• BRIEF: Your reply should be made up of every line in the records below that holds the string "icon".

* * *

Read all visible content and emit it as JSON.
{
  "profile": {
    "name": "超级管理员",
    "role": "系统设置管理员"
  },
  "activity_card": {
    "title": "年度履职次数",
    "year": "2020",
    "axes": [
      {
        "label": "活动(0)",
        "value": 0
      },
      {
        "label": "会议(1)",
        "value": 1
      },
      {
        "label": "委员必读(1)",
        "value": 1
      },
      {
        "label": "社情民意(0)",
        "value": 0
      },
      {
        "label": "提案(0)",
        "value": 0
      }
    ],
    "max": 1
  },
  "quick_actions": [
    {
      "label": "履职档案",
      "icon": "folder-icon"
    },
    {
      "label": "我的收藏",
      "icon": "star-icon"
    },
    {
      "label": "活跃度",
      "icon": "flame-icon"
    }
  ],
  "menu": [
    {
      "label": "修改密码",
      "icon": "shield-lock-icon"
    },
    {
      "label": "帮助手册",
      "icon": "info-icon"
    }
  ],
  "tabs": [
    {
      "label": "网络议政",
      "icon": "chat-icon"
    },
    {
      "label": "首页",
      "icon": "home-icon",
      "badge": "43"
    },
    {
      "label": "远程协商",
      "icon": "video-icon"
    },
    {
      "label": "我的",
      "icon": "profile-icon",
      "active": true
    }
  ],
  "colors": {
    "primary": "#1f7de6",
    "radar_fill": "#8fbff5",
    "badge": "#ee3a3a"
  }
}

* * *

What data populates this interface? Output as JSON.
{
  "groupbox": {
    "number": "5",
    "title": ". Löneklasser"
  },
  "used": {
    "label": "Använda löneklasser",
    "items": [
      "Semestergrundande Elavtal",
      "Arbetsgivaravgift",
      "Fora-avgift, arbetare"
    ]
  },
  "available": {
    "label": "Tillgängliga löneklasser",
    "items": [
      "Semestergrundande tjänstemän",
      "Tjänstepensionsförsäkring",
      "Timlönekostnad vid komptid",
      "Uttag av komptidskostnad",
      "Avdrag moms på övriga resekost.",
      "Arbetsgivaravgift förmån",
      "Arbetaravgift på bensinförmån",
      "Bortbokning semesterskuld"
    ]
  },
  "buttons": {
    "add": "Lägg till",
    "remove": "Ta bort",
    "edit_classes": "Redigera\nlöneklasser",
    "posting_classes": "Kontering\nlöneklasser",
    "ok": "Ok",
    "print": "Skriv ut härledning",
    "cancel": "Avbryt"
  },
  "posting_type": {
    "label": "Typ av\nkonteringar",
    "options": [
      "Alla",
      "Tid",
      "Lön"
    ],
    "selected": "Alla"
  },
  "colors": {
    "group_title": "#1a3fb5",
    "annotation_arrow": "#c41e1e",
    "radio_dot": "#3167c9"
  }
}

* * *

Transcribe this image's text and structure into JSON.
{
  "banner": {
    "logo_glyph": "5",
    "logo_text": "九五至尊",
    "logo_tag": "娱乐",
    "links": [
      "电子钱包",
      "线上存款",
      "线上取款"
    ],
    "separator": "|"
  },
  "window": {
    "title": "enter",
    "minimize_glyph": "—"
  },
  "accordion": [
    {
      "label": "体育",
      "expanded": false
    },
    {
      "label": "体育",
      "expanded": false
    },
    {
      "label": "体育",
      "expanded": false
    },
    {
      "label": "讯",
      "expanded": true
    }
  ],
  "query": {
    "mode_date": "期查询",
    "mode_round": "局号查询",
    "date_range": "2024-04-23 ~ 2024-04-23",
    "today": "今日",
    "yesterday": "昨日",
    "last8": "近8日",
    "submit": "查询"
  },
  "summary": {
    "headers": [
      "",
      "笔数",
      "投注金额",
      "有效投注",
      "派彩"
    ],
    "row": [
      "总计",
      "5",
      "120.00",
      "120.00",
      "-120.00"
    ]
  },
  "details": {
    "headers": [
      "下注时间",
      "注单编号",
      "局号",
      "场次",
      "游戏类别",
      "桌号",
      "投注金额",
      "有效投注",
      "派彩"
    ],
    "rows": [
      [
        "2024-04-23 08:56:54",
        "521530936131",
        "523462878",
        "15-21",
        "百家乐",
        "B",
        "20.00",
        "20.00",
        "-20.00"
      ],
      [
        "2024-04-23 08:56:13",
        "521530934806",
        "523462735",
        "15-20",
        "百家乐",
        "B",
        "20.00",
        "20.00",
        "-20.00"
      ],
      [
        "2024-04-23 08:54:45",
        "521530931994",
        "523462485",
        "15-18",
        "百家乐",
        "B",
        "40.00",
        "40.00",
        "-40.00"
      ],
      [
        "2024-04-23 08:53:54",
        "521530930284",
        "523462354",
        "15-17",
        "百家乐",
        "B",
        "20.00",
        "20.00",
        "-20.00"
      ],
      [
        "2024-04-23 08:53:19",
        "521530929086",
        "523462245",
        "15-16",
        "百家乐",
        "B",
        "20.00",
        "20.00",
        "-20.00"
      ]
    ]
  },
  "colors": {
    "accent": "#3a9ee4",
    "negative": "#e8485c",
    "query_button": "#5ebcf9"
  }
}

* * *

• RESULT OF THE EXERCISE:
      "icon": "folder-icon"
      "icon": "star-icon"
      "icon": "flame-icon"
      "icon": "shield-lock-icon"
      "icon": "info-icon"
      "icon": "chat-icon"
      "icon": "home-icon",
      "icon": "video-icon"
      "icon": "profile-icon",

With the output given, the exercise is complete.